5. Does this look like effing social hour? On a good day, there is nothing better than having those eager guests come by for a visit, catching up with friends, and having some belly laughs (that hopefully won't lead to a coughing fit). However, on bad days (or even so-so days), the best thing you can do is leave him/her alone. When someone is going through cancer (and/or chemo), there is nothing better than to know that someone is available 24/7...in the other room. It's OK to be pleasant and not treat the home like a mortuary, but short of that, don't bust out the balloon animals and try to elicit smiles and laughs from your friend/family member. If you can't handle the fact that it is not going to be an uplifting visit, keep your happy ass at home. Simple as that. Again, it's not about you.
6. It ain't always sunshine and rainbows, kids. No matter how close you are to someone who has gone through this, you still cannot possibly understand all the havoc this disease wrecks on a person's mind/body/psyche/soul. Having said that, please remember that we could all use a little grace here and there. If someone you know is dealing with cancer and they seem unpleasant, short, or distanced, let them be. It's not about you. Their universe as they know it sucks. Every second. And they are dealing with pressures and pains that I pray you never have to know. So give them a less-than-pretty moment. Or two. Or twelve. But don't ever stop loving them.
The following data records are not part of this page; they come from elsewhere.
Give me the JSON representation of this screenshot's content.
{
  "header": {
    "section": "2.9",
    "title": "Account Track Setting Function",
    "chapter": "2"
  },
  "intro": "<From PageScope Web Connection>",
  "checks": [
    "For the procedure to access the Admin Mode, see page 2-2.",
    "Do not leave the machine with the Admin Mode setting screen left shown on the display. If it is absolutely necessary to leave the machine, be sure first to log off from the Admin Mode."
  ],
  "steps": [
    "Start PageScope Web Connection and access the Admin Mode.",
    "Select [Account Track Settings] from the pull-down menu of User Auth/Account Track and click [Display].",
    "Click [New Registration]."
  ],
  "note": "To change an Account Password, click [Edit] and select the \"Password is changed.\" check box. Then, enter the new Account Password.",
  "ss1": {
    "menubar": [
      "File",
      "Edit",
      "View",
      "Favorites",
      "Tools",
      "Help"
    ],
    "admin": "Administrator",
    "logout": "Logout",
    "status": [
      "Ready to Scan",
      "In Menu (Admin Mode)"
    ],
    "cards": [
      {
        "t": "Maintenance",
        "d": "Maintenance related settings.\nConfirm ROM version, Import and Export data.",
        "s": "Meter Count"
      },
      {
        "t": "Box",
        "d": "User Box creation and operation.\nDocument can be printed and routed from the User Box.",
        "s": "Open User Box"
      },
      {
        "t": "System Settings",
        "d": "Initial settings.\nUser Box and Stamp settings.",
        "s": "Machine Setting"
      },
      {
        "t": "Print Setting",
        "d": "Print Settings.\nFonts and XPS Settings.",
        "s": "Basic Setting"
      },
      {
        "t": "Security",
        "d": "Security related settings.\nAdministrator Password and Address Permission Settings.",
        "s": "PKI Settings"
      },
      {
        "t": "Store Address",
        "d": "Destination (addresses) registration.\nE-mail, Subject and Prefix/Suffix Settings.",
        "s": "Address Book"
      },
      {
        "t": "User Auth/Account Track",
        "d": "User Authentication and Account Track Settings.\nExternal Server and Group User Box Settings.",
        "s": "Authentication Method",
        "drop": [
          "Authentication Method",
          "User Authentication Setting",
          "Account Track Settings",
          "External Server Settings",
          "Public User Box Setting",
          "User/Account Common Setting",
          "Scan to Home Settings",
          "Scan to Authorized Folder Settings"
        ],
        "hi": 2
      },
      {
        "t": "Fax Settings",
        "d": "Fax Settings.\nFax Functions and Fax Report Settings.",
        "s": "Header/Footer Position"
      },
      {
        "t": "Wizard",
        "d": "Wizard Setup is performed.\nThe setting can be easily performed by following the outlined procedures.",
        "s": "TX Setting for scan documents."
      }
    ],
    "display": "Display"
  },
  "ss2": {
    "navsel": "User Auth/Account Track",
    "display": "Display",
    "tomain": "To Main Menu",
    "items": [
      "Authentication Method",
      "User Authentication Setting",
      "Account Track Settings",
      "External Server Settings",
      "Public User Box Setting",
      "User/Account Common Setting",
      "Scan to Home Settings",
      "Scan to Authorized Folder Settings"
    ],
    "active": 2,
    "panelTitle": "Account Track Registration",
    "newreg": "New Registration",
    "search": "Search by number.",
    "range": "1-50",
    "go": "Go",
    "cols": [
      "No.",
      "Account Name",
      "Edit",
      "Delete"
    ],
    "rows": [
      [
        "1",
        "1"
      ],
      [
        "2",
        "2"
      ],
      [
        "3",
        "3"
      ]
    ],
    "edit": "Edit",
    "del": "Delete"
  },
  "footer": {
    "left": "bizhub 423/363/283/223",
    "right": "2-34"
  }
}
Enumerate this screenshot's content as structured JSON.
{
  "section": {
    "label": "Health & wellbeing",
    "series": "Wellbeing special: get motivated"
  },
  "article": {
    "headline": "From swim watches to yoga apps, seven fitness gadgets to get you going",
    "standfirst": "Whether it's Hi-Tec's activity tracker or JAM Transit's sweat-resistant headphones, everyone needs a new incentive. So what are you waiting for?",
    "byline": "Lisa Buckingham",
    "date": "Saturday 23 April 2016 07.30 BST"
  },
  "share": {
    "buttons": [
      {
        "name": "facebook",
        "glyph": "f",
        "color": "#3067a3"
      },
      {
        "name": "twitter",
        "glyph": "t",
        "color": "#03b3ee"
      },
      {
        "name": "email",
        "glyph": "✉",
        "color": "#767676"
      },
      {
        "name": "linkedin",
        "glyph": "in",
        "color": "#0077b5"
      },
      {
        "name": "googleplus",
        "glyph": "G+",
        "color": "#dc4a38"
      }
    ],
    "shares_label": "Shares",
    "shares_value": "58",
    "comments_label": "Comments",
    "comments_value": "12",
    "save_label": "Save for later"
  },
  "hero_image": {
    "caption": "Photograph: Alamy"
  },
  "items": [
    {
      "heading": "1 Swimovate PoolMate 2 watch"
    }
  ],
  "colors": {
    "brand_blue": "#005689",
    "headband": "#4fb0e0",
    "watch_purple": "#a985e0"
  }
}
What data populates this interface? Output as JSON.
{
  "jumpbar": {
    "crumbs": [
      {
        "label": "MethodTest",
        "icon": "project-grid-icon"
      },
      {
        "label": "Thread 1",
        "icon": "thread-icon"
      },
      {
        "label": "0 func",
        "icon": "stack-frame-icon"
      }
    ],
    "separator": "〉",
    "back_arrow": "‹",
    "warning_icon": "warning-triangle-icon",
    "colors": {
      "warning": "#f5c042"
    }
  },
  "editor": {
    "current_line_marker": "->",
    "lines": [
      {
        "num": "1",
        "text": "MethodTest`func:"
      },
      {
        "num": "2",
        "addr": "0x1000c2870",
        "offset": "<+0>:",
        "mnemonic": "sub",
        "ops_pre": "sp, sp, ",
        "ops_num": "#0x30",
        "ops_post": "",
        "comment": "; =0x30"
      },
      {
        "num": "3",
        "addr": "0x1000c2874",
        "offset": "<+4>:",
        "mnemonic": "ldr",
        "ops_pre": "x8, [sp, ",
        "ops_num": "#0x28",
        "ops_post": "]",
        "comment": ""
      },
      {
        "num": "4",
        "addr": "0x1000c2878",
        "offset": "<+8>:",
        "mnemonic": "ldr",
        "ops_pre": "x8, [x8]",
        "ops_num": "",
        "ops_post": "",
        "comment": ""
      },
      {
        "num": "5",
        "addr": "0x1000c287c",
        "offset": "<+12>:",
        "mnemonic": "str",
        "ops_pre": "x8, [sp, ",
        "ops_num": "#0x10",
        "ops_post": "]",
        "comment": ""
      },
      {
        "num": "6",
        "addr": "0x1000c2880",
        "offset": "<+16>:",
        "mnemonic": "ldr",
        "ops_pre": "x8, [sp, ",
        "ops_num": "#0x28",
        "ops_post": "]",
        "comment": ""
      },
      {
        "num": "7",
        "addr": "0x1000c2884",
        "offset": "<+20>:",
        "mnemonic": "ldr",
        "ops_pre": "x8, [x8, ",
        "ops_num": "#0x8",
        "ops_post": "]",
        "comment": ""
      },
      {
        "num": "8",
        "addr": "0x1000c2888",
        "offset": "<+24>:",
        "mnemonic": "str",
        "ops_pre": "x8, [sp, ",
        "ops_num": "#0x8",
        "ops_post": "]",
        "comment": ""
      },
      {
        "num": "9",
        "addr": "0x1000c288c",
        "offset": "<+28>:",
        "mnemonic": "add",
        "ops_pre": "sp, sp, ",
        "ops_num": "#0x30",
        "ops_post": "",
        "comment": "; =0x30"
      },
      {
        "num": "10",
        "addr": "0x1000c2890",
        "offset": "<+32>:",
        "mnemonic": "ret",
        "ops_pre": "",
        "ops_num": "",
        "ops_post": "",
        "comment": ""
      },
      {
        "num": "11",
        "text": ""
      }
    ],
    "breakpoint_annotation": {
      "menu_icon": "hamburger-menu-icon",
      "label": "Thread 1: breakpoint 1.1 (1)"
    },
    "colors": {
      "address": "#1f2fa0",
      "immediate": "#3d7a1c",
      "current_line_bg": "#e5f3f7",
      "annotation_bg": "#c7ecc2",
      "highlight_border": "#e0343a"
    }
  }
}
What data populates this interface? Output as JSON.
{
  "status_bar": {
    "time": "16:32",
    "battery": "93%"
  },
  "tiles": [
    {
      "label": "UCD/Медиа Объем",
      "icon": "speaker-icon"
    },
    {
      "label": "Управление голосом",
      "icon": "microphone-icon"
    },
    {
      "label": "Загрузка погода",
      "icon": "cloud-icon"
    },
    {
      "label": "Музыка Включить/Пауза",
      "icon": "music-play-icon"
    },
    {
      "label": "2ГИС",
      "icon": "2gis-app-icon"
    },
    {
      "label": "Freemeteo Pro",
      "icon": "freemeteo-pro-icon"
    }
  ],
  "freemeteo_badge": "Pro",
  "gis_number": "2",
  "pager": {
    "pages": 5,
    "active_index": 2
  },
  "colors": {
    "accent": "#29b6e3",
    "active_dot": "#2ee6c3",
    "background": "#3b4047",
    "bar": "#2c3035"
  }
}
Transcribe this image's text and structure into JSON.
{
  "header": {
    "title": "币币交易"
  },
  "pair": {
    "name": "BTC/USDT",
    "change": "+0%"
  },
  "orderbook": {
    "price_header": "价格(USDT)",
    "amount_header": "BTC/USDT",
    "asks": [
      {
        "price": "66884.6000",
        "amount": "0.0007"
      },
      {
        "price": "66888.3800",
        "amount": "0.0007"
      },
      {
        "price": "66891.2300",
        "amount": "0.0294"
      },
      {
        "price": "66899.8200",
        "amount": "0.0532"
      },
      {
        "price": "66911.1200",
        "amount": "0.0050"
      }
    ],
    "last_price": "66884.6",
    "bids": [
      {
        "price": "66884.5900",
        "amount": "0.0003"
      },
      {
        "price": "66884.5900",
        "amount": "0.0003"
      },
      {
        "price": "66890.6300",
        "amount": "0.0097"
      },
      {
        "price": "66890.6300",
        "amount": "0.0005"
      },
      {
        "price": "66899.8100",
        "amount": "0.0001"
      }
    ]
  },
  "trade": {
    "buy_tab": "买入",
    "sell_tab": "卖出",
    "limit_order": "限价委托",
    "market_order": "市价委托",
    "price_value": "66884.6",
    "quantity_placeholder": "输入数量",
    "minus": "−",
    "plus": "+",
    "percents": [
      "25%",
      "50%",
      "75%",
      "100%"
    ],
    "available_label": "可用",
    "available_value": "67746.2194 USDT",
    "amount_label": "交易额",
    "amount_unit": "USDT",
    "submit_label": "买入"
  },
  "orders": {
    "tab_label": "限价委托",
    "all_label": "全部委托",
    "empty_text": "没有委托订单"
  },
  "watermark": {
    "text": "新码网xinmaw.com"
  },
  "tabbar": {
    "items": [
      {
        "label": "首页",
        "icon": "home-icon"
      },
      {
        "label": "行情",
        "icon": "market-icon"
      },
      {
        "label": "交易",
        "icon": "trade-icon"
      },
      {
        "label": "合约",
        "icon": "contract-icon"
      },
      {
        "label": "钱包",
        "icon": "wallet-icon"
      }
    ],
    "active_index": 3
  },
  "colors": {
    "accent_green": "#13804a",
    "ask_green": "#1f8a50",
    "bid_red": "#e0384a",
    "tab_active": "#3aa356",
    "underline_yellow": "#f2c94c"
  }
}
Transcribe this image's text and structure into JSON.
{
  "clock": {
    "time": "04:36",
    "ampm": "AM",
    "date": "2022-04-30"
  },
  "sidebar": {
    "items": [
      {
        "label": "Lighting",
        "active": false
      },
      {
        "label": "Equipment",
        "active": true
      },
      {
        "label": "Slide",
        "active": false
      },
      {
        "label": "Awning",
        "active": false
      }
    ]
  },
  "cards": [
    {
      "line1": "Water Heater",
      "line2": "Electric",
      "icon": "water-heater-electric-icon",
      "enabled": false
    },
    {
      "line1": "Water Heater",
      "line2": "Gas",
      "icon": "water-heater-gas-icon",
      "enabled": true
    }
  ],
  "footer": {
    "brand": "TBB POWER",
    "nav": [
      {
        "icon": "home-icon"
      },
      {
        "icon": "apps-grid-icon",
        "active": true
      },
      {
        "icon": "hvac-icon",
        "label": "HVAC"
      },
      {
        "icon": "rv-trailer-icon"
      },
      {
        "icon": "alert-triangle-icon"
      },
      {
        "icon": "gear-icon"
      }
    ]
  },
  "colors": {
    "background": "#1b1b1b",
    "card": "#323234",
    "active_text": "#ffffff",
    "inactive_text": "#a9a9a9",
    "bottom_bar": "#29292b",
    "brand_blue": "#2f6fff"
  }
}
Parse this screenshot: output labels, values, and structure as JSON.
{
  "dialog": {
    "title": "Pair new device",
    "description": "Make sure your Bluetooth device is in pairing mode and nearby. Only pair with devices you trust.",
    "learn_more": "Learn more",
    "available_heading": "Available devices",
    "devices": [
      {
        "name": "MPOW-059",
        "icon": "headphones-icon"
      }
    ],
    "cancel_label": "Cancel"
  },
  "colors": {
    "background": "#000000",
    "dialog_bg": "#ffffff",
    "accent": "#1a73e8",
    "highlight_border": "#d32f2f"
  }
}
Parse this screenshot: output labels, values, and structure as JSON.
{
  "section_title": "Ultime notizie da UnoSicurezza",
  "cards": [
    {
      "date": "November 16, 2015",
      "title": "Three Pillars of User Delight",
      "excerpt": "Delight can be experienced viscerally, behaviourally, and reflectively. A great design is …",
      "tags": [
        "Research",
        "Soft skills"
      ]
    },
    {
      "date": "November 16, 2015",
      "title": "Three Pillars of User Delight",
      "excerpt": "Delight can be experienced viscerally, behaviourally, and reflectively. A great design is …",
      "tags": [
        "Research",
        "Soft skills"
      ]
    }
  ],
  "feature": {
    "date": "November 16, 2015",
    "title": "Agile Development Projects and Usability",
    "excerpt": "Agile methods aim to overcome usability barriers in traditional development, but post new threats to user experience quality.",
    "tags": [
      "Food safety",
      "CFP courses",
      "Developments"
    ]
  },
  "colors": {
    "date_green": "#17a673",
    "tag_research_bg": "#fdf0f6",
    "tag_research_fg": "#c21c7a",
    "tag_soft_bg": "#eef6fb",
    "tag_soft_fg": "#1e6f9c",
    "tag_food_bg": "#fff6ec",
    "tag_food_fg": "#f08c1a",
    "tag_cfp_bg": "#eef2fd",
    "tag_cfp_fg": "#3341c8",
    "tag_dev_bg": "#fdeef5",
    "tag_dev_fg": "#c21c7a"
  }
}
I hope that helps y'all get a better grasp on how you can make things a little more bearable for someone dealing with cancer. I am sure there are a dozen things I've forgotten, and some people dealing with this disease may not have the same complaints that I've outlined here, but that's what I can offer on behalf of our battle.

I know we've all dealt with this in some capacity, so please feel free to add your suggestions, tips, insights, etc.


  1. I think that as a general rule in hospitals...i take that back, as a general rule in PUBLIC, kids should be kept on a leash. I know kids are curious and you have to let them explore to some extent, but there a certain line that is crossed when a kid is jumping on the chair next to you smacking you in the face with a toy.

  2. Yes please, see above. I think it would be awesome if everyone would decide to live by one simple rule: Don't be an asshole.

  3. Seriously! You know, we didn't have kiddie restraints when I was a kid, and I NEVER behaved the way this new crop of gene's does. It's disgusting- start parenting!
    Also, the perfume note should be taken for life, not just in hospitals. Spray and walk through ladies!
    PS- no perfume on job interview? What the french?